The importance of money management to successful trading cannot be over - emphasized. In our view, it is the single most important factor in deciding whether a trader eventually succeeds or fails. Out of the financial resources available, what is the exposure or amount that a trader should have to a particular trade has a big influence in the trader's eventual performance.

The main idea behind these 2 important money management techniques of stop - loss and trailing - stop is “Let your profits run but cut your losses.”

Stop - loss means that if the price of the counter falls to a certain predetermined level, a trader should stop the losses and sell. What the actual stop - loss should be has to be determined by the trader him or herself. Setting the stop - loss levels can be more complex than what is generally realised and is dependent on a number of major factors. There is a trade off in setting a stop - loss " if it is close to your buying price, the stop - loss can be easily triggered but your loss will be small and vice - versa.

A trailing - stop is used when a counter after you have bought has gone up in price. What happens is this : Say the price has gone up from $2.00 to $3.00. To protect your profits (in case the trend turns ) and yet have a chance to participate ( in case the price still rises ), you place a trailing - stop at, say, $2.50. This means that if the price falls to $2.50, you sell out with a profit. As the price goes higher, your trailing - stops should move higher too. What the trailing - stops will be will have to be decided by each trader him or herself.
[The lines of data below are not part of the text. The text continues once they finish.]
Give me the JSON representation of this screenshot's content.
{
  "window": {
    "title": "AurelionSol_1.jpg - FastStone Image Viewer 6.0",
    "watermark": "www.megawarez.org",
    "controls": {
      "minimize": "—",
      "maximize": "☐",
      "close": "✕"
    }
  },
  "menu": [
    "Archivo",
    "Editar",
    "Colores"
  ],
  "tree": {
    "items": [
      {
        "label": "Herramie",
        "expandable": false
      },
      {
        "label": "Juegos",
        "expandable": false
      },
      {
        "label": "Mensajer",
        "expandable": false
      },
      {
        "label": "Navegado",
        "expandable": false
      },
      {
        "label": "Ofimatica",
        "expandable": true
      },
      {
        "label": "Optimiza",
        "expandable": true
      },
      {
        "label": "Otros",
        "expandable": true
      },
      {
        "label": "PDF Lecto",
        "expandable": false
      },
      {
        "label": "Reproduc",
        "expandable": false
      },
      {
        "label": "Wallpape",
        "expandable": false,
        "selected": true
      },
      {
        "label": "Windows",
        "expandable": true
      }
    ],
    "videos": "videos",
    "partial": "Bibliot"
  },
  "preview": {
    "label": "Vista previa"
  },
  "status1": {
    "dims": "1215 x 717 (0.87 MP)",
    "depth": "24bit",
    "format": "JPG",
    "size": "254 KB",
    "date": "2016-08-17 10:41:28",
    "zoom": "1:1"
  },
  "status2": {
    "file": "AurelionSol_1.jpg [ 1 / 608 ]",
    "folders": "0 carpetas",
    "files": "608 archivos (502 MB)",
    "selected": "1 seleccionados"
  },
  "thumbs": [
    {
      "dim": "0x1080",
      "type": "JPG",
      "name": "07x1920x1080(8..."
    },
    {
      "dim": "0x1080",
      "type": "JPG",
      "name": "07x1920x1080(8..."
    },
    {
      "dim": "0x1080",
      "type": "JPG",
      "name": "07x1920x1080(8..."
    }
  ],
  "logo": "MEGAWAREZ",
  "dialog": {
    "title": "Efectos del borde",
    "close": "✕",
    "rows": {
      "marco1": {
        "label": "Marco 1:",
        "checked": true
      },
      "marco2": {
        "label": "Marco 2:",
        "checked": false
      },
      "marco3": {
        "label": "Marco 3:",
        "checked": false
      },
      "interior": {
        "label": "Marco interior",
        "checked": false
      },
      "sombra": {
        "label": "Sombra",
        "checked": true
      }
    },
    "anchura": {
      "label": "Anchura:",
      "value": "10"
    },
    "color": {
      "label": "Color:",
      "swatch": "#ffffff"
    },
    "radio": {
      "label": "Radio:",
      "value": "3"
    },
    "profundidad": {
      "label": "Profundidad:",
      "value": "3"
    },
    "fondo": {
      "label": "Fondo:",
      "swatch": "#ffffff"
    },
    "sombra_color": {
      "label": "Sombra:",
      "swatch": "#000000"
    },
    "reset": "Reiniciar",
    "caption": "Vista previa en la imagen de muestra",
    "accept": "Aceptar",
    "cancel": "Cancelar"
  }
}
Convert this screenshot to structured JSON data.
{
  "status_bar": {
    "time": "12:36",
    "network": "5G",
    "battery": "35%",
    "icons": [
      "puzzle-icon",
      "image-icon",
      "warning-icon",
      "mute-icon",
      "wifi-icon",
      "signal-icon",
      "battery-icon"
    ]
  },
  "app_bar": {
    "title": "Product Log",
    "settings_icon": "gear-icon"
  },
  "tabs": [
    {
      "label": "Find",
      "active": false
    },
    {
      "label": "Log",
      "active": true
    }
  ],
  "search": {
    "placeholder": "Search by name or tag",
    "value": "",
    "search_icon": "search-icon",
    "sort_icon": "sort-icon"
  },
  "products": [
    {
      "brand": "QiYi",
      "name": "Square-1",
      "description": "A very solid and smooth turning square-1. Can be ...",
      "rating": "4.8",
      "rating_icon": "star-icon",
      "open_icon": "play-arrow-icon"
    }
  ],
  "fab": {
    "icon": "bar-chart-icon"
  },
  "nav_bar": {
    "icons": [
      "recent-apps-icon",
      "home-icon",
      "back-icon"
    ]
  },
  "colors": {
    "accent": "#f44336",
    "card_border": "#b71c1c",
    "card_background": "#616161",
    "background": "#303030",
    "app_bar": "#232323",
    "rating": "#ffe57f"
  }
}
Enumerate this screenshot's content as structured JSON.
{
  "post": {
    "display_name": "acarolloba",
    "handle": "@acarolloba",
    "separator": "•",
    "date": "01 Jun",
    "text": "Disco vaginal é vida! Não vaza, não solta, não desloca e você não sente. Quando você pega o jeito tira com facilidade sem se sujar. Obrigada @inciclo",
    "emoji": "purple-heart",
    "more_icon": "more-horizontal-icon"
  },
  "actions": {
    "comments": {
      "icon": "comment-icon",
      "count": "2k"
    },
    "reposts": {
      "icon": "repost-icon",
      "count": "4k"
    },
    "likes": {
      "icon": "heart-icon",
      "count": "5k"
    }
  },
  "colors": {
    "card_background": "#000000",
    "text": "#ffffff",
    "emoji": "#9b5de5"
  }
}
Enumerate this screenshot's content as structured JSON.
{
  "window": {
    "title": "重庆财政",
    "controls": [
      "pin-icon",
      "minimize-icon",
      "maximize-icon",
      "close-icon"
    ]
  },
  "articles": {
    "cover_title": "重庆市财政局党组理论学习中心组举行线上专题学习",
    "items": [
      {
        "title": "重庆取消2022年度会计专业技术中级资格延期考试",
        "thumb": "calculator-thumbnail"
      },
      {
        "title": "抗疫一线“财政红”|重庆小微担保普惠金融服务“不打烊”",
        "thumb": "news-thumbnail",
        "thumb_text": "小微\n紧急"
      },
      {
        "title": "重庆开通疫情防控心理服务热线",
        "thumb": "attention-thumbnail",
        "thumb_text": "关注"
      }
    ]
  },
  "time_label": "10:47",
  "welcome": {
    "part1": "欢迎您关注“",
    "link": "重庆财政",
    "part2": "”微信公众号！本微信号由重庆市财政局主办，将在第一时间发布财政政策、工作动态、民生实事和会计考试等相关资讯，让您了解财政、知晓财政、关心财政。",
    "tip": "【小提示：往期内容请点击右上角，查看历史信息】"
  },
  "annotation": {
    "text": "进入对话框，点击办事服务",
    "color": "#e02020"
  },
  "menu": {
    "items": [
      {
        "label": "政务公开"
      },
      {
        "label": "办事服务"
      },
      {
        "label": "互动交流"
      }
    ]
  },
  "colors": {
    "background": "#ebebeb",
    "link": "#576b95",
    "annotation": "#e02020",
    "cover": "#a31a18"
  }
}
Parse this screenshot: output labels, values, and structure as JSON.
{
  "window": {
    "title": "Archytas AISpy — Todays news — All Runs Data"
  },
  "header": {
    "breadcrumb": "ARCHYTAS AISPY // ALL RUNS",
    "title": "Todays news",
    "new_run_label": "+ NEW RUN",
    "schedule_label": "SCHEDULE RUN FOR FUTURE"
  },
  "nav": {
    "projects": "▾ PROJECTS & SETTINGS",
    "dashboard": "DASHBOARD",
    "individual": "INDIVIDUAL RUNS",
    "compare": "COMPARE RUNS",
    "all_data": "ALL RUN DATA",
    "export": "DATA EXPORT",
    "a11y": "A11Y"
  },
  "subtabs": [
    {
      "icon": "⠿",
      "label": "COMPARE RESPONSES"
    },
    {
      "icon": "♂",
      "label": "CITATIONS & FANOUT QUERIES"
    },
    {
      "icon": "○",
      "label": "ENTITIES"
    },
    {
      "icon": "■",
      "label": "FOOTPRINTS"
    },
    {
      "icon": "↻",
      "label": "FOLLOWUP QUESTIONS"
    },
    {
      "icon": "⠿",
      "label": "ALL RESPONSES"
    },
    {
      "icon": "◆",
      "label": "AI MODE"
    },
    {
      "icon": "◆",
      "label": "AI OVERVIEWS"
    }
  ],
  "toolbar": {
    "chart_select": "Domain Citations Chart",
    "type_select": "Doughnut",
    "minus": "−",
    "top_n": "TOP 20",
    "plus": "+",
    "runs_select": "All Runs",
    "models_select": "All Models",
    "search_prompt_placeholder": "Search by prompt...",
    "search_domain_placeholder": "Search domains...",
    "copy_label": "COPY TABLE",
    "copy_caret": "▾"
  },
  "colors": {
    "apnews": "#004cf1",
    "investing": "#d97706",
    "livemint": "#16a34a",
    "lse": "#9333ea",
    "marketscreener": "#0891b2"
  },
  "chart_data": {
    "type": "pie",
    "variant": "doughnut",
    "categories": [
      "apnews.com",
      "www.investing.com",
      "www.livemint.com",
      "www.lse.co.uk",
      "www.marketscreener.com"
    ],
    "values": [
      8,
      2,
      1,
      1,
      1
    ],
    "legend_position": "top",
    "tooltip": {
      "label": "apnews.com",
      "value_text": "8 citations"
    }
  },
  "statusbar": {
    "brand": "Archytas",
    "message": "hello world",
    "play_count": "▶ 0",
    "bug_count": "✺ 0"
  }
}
Conclusion and a Final word of Advice

An indicator should be used in conjunction with other indicators so as to prevent false signals, which often happen.

Using technical and chart analysis requires a lot of experience, judgement and research. For those subscribers who are new, start small.

Finally, for all subscribers, do not borrow.